Building on progress in 2019, when 26 MDCs (Major Diagnosis Categorys) and 376 ADRGs (Adjacent Diagnosis Related Groups) were defined, the very first version [version 1.0] of the CHS-DRGs was released in June 2020. This version contains 618 groups, of which 229 are surgical procedure groups, 26 non-operation room procedure groups, and 363 internal medicine groups.

These classifications span all disease diagnoses of acute and short-term inpatient stays. This does not apply to outpatient care, rehabilitation therapies, long-term inpatient care, or psychiatric disorders.

The CHS-DRG code consists of a 4-digit number. The first three digits indicate the disease related group (or the disease classification), and the last digit indicates the existence and severity level of complications, which are currently differentiated by:

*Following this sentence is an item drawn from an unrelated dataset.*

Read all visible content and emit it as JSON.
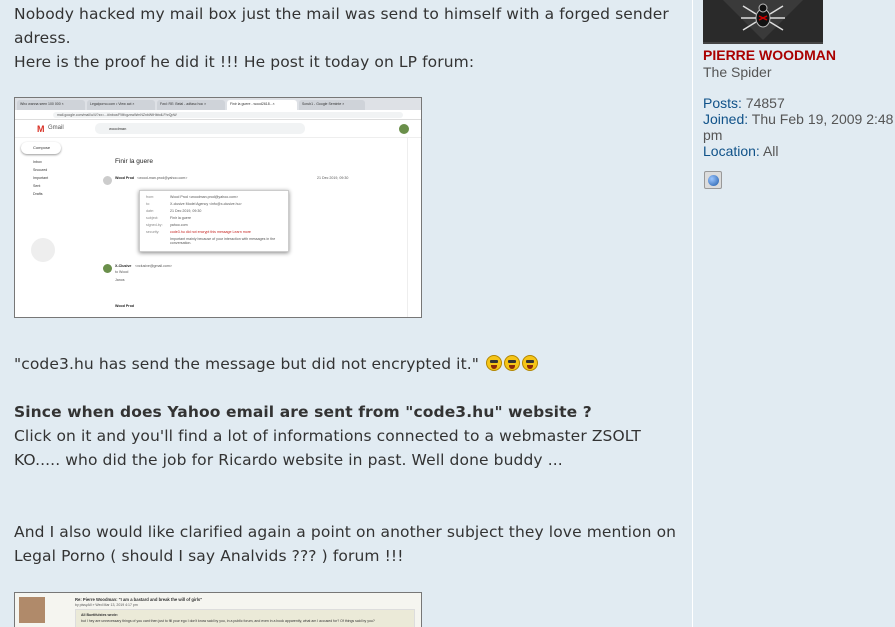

  • 1 – major complications or comorbidities
  • 3 – mild comorbidities
  • 5 – no complications
  • 7 – indicative of death or transfer to other facility
  • 9 – conditions unspecified

Exhibit 1: Example of CHS-DRG 4-digit Code for Femur Fracture Procedure

Exhibit 2: Example of CHS-DRG for IR1

The CHS-DRG code IR1 is described as “Procedure, Patient with Pelvis Fracture” and includes the following diagnoses and procedures (non-exhaustive):

S32.300  Ilium fracture

S32.310  Open ilium fracture

S32.400  Acetabular fracture

S32.410  Open acetabular fracture

S32.500×002  Pubic ramus fracture

S32.500×003  Symphysis pubis fracture

S32.510  Open pubic rami fracture

S32.700  Multiple fractures of lumbar spine and pelvis

S32.701  Multiple fractures of pelvis

S32.801  Ischial tuberosity fracture

S32.802  Pelvis fracture

S32.811  Open ischial tuberosity fracture

S32.812  Open pelvis fracture

The classification systems lay the groundwork to enable the implementation of the DRG-based payment model. Even more critical is the payment mechanism the national and local government payers are going to use for higher cost or innovative products, raising several key questions:

  1. “Will there be a separate coding and payment system for implants and disposables as is the case under the current FFS mechanism?”
  2. “If not, will there be periodic reviews and updates to the classification and payment systems in order to incorporate costs of new technologies into the DRG?”

These are just two of the questions the industry players have been asking for clarification on at this early stage. However, there is no reason to believe that the payers are going to prioritize the industry’s needs related to higher costs or new technologies. The perceived high price of drugs and devices are already a focus of payers and is considered as a key contributing factor in escalating healthcare costs overall.

Veranex works with innovative medical technology players to help clients unlock the value of innovation. Our in-market experts closely monitor the policy and market trends in strategic markets like China to stay on top of industry trends and develop strategies and action plans to capture opportunities and mitigate barriers. We will continue to monitor and provide updates on the further development of DRG payment reform and its pilot in China.